Rather than making their own decisions, many simply imitate the people around them. But a particular way of life will not lead to success just because it is popular. Examine the options for yourself. Take, for example, Natalie. * She explains: “I wanted a good marriage. But I could see that I was not going to get one the way that I was living. In college all my friends were very intelligent young people. Yet, they continually made bad decisions in their personal lives. They were constantly changing boyfriends or girlfriends. Like them, I had several boyfriends. This way of life brought me a lot of emotional pain.”
Natalie began to study the Bible with Jehovah’s Witnesses. “Among the Witnesses,” she says, “I saw happy young people and strong marriages. Although it was not easy for me, I gradually changed my values and lifestyle.” What was the result? “I always wanted to marry someone whom I deeply admired,” says Natalie. “In time, I married a man who shares my religious convictions. I feel that God has given me a family life better than I could have ever dreamed of.”
3 Take a Long-Range View

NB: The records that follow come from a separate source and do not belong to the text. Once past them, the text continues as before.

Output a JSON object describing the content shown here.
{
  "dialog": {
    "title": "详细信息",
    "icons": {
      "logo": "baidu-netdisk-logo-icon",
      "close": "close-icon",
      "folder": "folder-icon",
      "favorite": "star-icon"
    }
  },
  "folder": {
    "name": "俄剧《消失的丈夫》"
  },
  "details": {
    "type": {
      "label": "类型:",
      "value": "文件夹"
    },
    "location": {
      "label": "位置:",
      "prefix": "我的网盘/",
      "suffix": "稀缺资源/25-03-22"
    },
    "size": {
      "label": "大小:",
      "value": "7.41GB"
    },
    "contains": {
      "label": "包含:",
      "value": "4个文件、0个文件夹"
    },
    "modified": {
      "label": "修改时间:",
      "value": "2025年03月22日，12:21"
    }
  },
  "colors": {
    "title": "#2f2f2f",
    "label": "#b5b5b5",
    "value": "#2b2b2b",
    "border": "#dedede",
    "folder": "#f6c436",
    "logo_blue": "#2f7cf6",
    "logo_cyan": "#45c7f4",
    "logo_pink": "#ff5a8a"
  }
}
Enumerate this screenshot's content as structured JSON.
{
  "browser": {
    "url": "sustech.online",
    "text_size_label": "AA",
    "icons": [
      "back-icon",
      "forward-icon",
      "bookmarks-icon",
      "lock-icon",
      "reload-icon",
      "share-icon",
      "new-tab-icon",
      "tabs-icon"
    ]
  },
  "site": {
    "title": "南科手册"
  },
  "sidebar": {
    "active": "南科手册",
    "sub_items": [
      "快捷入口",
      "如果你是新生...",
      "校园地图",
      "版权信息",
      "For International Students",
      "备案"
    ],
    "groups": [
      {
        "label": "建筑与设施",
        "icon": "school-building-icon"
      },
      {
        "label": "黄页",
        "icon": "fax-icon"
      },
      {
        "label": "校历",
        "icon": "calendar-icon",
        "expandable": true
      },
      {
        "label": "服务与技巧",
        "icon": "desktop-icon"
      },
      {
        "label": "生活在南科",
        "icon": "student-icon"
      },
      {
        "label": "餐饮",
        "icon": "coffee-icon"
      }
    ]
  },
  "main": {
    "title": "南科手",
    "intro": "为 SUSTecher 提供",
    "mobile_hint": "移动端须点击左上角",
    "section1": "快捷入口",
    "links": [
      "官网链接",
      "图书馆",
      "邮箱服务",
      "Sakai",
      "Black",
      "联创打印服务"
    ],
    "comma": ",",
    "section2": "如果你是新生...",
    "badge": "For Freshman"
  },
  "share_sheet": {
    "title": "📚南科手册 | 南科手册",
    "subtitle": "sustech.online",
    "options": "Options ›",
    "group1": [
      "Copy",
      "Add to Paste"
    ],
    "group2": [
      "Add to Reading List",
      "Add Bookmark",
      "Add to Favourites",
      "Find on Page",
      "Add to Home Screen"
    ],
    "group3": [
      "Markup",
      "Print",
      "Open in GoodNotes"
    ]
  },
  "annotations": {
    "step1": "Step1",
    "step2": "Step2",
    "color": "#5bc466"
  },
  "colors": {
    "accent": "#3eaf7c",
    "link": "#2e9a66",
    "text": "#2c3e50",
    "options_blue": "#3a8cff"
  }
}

To resist short-term thinking, you also need a clear vision of the future you want and a plan for how to achieve it. (Proverbs 21:5) Do not limit your thinking to the 70 or 80 years of a typical human life span. Instead, visualize yourself enjoying the everlasting future that the Bible describes.

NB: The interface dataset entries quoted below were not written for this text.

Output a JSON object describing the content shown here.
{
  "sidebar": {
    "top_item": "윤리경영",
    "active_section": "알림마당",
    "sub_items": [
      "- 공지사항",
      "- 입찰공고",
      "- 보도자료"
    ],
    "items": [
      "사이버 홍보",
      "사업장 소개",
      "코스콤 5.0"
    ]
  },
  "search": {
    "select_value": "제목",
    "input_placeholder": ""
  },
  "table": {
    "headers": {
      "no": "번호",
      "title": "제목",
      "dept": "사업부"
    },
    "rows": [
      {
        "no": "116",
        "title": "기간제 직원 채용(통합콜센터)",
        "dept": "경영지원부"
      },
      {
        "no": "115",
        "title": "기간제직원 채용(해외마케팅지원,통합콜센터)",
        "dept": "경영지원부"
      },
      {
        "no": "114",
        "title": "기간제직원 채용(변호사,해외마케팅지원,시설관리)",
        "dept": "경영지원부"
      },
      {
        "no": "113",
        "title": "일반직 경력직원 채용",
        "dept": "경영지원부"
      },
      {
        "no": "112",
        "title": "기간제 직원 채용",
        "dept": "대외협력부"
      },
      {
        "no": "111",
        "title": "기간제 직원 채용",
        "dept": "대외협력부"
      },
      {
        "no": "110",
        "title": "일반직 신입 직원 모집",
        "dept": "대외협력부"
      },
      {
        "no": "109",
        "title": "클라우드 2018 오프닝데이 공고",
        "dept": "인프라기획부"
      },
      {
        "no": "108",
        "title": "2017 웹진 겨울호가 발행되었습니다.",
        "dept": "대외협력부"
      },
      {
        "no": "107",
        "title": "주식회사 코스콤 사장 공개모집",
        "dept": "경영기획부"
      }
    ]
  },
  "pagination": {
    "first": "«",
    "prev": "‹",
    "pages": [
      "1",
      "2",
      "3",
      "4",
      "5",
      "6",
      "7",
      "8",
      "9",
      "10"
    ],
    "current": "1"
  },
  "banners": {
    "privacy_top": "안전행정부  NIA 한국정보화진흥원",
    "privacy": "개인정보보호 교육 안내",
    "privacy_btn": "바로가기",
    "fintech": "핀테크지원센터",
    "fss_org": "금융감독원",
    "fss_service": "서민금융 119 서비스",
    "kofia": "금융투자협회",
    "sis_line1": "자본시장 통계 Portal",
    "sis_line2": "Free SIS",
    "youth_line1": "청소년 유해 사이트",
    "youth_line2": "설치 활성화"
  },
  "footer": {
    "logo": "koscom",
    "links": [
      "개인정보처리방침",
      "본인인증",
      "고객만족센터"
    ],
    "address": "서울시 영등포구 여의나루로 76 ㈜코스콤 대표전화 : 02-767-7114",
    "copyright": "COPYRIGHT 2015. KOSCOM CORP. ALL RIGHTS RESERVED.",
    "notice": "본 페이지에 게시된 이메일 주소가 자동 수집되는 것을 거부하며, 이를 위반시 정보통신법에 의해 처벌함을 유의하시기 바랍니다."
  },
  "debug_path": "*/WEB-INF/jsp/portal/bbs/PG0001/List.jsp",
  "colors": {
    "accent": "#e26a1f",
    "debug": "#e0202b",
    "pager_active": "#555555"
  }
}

The Bible explains that by means of the ransom sacrifice of Christ Jesus, God has made provision for humans to gain everlasting life. (Matthew 20:28; Romans 6:23) God promises that soon his original purpose for mankind and the earth will be fulfilled. Those who love God will have the opportunity to enjoy life forever in a beautifully restored earth. (Psalm 37:11; Revelation 21:3-5) That future can be yours if you take a long-range view.
4 Work to Reach Your Goals
How can you reach out for that promised future? Start by taking in knowledge of God. (John 17:3) Accurate Bible knowledge will build your confidence that God’s promises for the future will be a reality. Such faith can strengthen you to make any changes needed to gain God’s approval.
Consider Michael’s experience. He relates: “I began abusing alcohol and drugs when I was 12. I belonged to a gang and expected to die before I was 30. My anger and frustration led to multiple attempts at suicide. I was hoping that there was more to life, but I just couldn’t find it.” While Michael was in high school, a fellow gang member began to study the Bible with Jehovah’s Witnesses. Michael agreed to do the same.
What Michael learned from the Bible changed how he envisioned his future. “I learned that in the future the earth will be restored to a paradise and that people will live in peace, free from anxiety. I began to see this as my future. Building a good friendship with Jehovah became my goal. Yet, I had ups and downs. Even after I started studying the Bible, I got drunk a few times. And I got involved with a girl.”
How was Michael able to overcome setbacks and successfully change his life course? He says: “My Bible teacher encouraged me to read the Bible daily and to associate with others who wanted to please God. I realized that my gang associates were still influencing me. Although they had been like family to me, I broke those ties.”
Michael established short-term goals and priorities that helped him to reach his larger goal of harmonizing his life with God’s standards. You can do the same. Write down both your long-term objective and the intermediate steps that will help you to reach it. Share your goals with those who will support you, and invite them to help you monitor your progress.
Do not postpone learning about God and applying his direction in your life. Take steps now to build your love for God and his Word, the Bible. Describing a person who applies Bible principles, God’s Word says: “Everything he does will succeed.”—Psalm 1:1-3.
^ par. 8 Names in this article have been changed.